TASK INSTRUCTIONS>
Copy all of the data below exactly as it is given.

GIVEN RECORDS>

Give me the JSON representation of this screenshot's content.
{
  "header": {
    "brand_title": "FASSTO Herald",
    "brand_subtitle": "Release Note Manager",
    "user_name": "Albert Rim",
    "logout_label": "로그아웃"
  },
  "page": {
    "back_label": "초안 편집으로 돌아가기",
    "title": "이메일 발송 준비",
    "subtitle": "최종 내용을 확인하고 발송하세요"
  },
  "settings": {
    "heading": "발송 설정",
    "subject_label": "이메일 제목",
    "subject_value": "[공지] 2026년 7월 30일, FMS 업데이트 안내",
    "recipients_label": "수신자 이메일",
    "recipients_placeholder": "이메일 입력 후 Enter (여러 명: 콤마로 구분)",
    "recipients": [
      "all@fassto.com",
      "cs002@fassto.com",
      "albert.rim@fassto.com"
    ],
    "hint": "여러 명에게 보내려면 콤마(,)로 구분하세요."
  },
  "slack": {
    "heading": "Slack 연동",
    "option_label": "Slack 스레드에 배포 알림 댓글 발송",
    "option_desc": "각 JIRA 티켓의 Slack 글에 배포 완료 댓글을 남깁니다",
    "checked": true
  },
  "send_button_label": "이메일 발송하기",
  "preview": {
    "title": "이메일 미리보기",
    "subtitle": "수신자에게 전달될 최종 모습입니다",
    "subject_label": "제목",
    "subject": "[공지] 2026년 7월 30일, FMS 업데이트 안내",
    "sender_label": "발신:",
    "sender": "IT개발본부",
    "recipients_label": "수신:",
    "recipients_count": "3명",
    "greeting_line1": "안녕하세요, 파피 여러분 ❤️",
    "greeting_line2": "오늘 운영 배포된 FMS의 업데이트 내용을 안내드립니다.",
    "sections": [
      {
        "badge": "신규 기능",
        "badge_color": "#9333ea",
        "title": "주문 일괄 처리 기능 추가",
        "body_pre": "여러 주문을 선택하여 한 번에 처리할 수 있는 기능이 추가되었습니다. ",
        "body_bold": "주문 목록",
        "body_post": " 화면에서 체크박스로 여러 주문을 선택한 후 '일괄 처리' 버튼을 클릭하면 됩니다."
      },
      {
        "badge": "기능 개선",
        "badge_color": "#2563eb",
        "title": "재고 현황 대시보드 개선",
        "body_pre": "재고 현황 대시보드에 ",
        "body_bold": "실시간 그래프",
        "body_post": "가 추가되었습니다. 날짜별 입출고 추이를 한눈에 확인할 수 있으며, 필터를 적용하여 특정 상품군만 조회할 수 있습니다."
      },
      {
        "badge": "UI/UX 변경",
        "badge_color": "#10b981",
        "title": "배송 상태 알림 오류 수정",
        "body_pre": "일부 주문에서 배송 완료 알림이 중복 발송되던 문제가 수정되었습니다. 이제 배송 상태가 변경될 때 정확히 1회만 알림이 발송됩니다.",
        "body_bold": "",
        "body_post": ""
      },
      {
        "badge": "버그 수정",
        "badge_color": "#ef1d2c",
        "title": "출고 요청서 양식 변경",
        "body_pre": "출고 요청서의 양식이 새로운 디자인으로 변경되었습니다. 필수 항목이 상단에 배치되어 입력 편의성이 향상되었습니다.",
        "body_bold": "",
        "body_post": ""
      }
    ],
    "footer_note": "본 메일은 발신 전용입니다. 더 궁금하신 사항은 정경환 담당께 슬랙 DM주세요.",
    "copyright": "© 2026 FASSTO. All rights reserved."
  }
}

ANSWER>
Give me the JSON representation of this screenshot's content.
{
  "header": {
    "brand_title": "FASSTO Herald",
    "brand_subtitle": "Release Note Manager",
    "user_name": "Albert Rim",
    "logout_label": "로그아웃"
  },
  "page": {
    "back_label": "초안 편집으로 돌아가기",
    "title": "이메일 발송 준비",
    "subtitle": "최종 내용을 확인하고 발송하세요"
  },
  "settings": {
    "heading": "발송 설정",
    "subject_label": "이메일 제목",
    "subject_value": "[공지] 2026년 7월 30일, FMS 업데이트 안내",
    "recipients_label": "수신자 이메일",
    "recipients_placeholder": "이메일 입력 후 Enter (여러 명: 콤마로 구분)",
    "recipients": [
      "all@fassto.com",
      "cs002@fassto.com",
      "albert.rim@fassto.com"
    ],
    "hint": "여러 명에게 보내려면 콤마(,)로 구분하세요."
  },
  "slack": {
    "heading": "Slack 연동",
    "option_label": "Slack 스레드에 배포 알림 댓글 발송",
    "option_desc": "각 JIRA 티켓의 Slack 글에 배포 완료 댓글을 남깁니다",
    "checked": true
  },
  "send_button_label": "이메일 발송하기",
  "preview": {
    "title": "이메일 미리보기",
    "subtitle": "수신자에게 전달될 최종 모습입니다",
    "subject_label": "제목",
    "subject": "[공지] 2026년 7월 30일, FMS 업데이트 안내",
    "sender_label": "발신:",
    "sender": "IT개발본부",
    "recipients_label": "수신:",
    "recipients_count": "3명",
    "greeting_line1": "안녕하세요, 파피 여러분 ❤️",
    "greeting_line2": "오늘 운영 배포된 FMS의 업데이트 내용을 안내드립니다.",
    "sections": [
      {
        "badge": "신규 기능",
        "badge_color": "#9333ea",
        "title": "주문 일괄 처리 기능 추가",
        "body_pre": "여러 주문을 선택하여 한 번에 처리할 수 있는 기능이 추가되었습니다. ",
        "body_bold": "주문 목록",
        "body_post": " 화면에서 체크박스로 여러 주문을 선택한 후 '일괄 처리' 버튼을 클릭하면 됩니다."
      },
      {
        "badge": "기능 개선",
        "badge_color": "#2563eb",
        "title": "재고 현황 대시보드 개선",
        "body_pre": "재고 현황 대시보드에 ",
        "body_bold": "실시간 그래프",
        "body_post": "가 추가되었습니다. 날짜별 입출고 추이를 한눈에 확인할 수 있으며, 필터를 적용하여 특정 상품군만 조회할 수 있습니다."
      },
      {
        "badge": "UI/UX 변경",
        "badge_color": "#10b981",
        "title": "배송 상태 알림 오류 수정",
        "body_pre": "일부 주문에서 배송 완료 알림이 중복 발송되던 문제가 수정되었습니다. 이제 배송 상태가 변경될 때 정확히 1회만 알림이 발송됩니다.",
        "body_bold": "",
        "body_post": ""
      },
      {
        "badge": "버그 수정",
        "badge_color": "#ef1d2c",
        "title": "출고 요청서 양식 변경",
        "body_pre": "출고 요청서의 양식이 새로운 디자인으로 변경되었습니다. 필수 항목이 상단에 배치되어 입력 편의성이 향상되었습니다.",
        "body_bold": "",
        "body_post": ""
      }
    ],
    "footer_note": "본 메일은 발신 전용입니다. 더 궁금하신 사항은 정경환 담당께 슬랙 DM주세요.",
    "copyright": "© 2026 FASSTO. All rights reserved."
  }
}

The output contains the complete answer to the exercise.